Historic church gets saved on Seigle Ave.

It looks as if the Seigle Avenue Presbyterian Church sanctuary won't be demolished. Neighbors, church members and other interested parties found a local builder-developer who has contracted to buy the old church property. Monday night the Charlotte City Council granted a 90-day delay in the city's demolition order.

As I wrote in my Jan. 28 op-ed, "Once-loved sanctuary faces the end," the church may not be an architectural gem, but it and its congregation played a notable role in ongoing efforts here to create more racially integrated congregations. It was, I wrote, "a small congregation, racially integrated for more than 40 years. For decades that 1950 sanctuary was home to a group of African-American and white Christians puzzling their way through barriers of race, income, gender, class and other inequities – a journey so difficult that many other people and groups in Charlotte have not really begun it."

The congregation split over a variety of issues, with many long-time former members of both races joining Caldwell Memorial Presbyterian Church. The remaining Seigle members moved up the street to another building five years ago and put the old property on the market. But the real estate slowdown, the three buildings' bad condition and the lack of parking made it a difficult sale. The city's new building code for non-residential property, when applied to the church property, resulted in a demolition order. In January the City Council granted a 30-day demolition delay, after the church's real estate agent said he thought he had found a buyer.
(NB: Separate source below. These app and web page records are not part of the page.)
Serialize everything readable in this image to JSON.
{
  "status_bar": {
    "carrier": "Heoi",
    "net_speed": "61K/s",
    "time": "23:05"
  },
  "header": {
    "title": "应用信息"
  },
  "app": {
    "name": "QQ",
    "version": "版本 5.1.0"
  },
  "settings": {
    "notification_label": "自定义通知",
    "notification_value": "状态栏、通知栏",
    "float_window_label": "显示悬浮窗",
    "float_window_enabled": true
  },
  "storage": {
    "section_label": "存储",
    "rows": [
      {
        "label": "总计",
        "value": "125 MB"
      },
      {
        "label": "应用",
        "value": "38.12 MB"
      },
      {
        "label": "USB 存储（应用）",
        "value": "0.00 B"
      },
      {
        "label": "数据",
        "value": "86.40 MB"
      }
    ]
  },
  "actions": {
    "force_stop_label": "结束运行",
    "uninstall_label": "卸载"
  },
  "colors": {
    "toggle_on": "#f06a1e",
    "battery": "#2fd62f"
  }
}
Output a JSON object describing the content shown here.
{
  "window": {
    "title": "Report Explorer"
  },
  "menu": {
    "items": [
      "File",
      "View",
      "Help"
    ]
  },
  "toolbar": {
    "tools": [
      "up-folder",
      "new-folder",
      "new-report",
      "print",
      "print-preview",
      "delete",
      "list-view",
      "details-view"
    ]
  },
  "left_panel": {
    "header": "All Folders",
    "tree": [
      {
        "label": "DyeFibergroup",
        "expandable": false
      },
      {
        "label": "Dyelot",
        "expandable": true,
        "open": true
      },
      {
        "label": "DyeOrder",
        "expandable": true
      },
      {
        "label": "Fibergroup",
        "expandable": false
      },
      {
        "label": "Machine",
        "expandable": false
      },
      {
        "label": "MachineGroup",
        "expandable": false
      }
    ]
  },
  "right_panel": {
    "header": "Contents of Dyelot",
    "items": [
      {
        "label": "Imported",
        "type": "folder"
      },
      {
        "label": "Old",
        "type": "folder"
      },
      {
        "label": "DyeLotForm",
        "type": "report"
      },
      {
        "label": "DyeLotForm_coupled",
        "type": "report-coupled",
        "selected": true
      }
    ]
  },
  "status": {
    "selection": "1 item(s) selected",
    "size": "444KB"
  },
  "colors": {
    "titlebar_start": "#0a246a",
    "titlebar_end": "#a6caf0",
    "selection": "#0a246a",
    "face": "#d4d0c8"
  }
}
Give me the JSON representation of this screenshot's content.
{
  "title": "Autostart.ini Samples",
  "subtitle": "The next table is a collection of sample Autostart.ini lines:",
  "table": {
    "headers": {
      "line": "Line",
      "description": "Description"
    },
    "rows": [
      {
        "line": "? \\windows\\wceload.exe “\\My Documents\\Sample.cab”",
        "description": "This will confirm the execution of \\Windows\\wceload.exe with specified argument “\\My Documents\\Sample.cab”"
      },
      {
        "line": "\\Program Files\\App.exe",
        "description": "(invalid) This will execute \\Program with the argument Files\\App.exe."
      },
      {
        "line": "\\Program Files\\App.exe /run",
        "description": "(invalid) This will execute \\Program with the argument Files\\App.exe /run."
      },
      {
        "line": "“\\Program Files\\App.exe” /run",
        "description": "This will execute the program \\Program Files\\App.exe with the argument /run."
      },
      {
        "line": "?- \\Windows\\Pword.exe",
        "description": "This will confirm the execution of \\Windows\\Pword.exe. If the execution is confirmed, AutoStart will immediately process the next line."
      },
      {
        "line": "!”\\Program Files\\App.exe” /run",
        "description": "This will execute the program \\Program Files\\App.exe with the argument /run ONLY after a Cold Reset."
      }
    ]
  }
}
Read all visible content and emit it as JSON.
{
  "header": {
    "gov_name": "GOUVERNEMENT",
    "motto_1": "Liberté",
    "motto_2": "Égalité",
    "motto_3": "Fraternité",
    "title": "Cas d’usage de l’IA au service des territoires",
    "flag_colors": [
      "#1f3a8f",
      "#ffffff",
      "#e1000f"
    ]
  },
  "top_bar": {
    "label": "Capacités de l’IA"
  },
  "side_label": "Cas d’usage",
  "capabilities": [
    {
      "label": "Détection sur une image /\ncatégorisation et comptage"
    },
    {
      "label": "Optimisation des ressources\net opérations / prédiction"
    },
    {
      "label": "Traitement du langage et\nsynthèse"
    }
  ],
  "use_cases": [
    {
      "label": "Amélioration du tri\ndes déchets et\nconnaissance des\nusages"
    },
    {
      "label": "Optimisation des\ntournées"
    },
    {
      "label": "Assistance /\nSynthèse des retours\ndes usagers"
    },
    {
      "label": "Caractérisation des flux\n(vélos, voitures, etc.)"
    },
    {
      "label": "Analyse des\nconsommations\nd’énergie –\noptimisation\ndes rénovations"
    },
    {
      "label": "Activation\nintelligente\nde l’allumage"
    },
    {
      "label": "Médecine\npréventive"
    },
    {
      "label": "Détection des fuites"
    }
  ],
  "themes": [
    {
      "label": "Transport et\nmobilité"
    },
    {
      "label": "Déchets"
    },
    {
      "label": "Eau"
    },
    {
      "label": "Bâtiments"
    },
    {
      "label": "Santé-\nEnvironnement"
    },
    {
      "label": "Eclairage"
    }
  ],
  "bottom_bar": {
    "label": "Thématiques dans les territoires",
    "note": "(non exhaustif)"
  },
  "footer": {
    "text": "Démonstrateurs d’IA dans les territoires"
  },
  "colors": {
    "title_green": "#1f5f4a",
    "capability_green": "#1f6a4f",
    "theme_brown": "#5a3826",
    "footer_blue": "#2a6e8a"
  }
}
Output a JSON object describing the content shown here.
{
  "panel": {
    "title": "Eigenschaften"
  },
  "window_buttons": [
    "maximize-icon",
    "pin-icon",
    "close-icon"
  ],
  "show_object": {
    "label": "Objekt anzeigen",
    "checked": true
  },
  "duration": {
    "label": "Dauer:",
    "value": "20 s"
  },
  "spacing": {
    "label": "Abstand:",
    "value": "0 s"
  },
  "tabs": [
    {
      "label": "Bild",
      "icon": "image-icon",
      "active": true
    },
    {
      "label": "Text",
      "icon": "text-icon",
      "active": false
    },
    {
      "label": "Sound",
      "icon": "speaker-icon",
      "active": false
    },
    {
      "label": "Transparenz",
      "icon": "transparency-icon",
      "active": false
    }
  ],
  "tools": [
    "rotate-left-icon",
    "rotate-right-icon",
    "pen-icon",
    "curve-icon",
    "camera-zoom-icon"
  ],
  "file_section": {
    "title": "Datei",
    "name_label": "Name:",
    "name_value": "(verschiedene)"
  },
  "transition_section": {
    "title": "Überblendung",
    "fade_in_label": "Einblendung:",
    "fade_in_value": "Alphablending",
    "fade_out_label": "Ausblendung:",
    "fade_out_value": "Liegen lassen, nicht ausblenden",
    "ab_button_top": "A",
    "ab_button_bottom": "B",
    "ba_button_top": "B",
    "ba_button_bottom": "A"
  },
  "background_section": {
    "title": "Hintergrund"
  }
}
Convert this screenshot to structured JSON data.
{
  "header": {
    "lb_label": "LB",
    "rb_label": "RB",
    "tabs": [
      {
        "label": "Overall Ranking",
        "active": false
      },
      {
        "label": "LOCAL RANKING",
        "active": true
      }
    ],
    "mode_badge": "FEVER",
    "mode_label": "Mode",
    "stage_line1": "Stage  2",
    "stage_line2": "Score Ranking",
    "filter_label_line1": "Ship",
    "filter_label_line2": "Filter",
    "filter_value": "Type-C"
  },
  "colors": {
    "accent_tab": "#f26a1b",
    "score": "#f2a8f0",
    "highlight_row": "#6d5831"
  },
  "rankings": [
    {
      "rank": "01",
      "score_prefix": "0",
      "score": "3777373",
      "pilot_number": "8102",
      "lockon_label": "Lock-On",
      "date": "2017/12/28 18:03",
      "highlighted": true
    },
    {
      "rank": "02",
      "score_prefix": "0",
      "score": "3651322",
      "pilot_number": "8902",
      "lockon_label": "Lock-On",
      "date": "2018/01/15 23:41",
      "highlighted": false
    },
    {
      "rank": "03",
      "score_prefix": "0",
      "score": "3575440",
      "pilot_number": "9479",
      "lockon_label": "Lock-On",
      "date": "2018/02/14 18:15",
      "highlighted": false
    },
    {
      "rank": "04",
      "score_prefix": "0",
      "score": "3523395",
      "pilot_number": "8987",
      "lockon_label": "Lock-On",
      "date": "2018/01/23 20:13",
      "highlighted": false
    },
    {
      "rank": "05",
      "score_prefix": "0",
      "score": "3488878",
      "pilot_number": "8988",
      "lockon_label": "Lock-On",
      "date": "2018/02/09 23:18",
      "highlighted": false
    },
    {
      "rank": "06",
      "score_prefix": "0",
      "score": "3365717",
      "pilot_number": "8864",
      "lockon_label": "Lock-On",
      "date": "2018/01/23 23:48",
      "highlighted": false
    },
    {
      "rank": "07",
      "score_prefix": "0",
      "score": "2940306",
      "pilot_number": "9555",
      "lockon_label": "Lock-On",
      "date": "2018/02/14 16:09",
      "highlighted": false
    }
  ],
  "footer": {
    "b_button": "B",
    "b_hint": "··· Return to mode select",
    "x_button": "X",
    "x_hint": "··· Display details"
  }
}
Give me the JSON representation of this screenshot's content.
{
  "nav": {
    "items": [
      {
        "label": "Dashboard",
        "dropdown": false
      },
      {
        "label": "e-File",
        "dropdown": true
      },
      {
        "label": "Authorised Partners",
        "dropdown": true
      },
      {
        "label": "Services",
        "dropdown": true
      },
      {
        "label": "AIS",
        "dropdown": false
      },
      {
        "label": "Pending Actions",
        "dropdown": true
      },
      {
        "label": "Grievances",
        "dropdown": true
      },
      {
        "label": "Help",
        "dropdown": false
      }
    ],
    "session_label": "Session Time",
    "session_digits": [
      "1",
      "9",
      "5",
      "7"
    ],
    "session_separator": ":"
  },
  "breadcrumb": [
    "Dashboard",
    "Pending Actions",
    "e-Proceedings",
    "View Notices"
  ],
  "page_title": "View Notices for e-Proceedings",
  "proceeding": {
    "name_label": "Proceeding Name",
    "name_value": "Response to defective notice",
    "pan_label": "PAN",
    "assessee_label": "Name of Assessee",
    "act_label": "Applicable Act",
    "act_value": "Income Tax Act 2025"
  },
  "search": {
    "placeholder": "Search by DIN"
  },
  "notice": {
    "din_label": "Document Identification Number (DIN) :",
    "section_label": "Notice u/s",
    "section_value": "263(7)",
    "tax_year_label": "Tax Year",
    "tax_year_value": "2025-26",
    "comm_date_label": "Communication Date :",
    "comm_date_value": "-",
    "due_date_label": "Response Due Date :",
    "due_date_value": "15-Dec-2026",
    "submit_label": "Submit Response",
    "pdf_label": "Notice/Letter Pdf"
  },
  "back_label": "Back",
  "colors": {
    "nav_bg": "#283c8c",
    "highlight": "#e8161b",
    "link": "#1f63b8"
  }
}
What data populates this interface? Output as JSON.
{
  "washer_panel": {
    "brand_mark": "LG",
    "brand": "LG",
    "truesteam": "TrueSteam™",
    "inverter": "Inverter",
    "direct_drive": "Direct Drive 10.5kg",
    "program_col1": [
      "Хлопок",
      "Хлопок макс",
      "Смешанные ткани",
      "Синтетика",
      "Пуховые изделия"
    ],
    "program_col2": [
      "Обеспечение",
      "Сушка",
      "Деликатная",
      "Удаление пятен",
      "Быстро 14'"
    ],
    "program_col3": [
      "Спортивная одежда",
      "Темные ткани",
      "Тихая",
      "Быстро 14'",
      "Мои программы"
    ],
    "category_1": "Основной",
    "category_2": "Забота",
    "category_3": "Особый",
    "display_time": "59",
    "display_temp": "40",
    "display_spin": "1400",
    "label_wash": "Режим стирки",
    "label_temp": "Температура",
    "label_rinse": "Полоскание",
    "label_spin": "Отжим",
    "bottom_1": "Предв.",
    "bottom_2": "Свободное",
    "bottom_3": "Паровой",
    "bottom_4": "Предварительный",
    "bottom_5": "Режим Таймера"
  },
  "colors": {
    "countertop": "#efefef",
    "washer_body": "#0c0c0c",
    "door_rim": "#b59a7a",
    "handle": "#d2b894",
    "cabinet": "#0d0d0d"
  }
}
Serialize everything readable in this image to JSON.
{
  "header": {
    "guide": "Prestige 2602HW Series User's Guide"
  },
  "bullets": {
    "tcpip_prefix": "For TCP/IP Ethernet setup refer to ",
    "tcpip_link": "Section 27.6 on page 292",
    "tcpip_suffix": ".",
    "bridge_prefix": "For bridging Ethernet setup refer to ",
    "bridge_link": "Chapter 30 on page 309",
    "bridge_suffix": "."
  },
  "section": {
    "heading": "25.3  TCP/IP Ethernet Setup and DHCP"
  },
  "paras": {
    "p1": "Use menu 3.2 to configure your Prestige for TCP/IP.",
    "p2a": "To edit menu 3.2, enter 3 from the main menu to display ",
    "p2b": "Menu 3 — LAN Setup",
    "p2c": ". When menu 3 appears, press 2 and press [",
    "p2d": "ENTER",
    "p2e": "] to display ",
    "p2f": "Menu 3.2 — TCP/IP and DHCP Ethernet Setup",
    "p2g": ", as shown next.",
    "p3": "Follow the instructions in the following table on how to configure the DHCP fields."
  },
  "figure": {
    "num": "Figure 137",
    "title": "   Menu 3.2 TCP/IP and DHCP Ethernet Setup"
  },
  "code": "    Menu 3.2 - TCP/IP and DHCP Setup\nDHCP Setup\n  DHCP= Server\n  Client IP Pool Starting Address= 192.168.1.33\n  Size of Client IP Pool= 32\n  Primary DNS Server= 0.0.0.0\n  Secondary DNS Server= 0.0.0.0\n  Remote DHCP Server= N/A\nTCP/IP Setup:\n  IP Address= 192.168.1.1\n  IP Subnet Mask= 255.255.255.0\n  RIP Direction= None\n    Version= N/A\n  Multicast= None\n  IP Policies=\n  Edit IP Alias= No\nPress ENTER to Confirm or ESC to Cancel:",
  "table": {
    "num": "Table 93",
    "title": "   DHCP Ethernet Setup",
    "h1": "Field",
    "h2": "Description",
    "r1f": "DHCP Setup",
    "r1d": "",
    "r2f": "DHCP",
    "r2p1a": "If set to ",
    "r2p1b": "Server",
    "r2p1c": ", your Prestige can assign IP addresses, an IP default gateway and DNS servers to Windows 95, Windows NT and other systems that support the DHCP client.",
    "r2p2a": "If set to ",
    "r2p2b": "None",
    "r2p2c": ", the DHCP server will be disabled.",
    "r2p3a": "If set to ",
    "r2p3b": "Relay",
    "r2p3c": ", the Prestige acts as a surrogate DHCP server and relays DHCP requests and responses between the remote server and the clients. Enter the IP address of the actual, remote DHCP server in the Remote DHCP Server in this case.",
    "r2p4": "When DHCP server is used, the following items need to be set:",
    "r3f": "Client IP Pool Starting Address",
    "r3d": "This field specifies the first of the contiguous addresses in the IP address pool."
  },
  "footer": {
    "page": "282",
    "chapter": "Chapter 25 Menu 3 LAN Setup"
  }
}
Monday night, the buyer himself – Brandon Brown of Green City Development – told the City Council he would close on the property in about a week and asked for 150 days' delay in the demolition order so he could tear down the oldest building and start repairing the sanctuary and fellowship hall. He's also asking to buy 2 city-owned acres behind the church to use for more parking; those negotiations will be more complex and his purchase of the church isn't contingent upon that separate land purchase.

Brown said he'd like to turn the church sanctuary into a restaurant (he didn't use the example of Bonterra in Dilworth, but I will) and the fellowship hall into a coffee shop or office. The City Council gave him a 90-day extension of the demolition. Brown was good with that.

The city's nonresidential building code is well-intentioned but it's having the effect of threatening historic landmark buildings, as I wrote in November's "City May Seek Landmark Demolition." (The Seigle Avenue church building wasn't a landmark.)

Observer file photo below showing the front of the sanctuary was taken in 1993.


Anonymous said...

Good get by Green City, imo. I dont know about Bonterra but the old Fat City Deli certainly comes to mind when neighborhood was still dealing with high crime but a great location just outside downtown and full of relatively cheap old bungalow homes.